§ **What the task requires**: Count how many lines below include the word "success". Answer with a number only.

──────────

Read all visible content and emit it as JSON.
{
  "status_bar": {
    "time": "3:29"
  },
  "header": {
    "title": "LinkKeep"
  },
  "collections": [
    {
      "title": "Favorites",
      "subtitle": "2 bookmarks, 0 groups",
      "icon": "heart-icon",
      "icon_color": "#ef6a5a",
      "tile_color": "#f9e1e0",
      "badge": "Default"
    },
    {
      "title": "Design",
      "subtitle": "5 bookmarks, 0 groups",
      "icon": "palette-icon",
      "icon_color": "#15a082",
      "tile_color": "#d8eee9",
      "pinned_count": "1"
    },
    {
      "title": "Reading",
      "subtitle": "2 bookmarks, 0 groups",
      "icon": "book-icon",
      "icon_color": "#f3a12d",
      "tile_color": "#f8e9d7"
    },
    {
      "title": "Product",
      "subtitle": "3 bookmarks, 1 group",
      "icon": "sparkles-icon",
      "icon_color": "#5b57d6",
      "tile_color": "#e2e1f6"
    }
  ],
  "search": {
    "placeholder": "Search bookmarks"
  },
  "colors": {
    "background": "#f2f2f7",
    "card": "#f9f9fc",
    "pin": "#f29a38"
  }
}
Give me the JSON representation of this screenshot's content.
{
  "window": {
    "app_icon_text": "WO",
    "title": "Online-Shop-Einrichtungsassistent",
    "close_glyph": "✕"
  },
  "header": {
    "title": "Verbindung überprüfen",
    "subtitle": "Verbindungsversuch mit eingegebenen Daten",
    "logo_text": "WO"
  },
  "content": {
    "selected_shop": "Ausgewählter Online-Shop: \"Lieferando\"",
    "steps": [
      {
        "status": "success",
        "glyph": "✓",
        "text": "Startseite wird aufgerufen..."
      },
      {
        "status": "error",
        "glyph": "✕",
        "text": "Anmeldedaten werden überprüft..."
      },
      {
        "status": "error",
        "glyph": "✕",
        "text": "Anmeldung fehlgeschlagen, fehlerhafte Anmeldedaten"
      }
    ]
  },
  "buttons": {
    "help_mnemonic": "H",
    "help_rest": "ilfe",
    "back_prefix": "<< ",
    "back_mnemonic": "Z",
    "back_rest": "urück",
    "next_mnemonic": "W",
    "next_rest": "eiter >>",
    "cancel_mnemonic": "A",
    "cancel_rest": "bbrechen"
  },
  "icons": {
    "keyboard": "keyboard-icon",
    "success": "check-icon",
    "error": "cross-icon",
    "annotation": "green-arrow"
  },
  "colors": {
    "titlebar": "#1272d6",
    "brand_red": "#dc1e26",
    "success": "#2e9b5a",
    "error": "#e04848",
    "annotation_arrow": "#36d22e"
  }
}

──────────

§ **Task response**: 3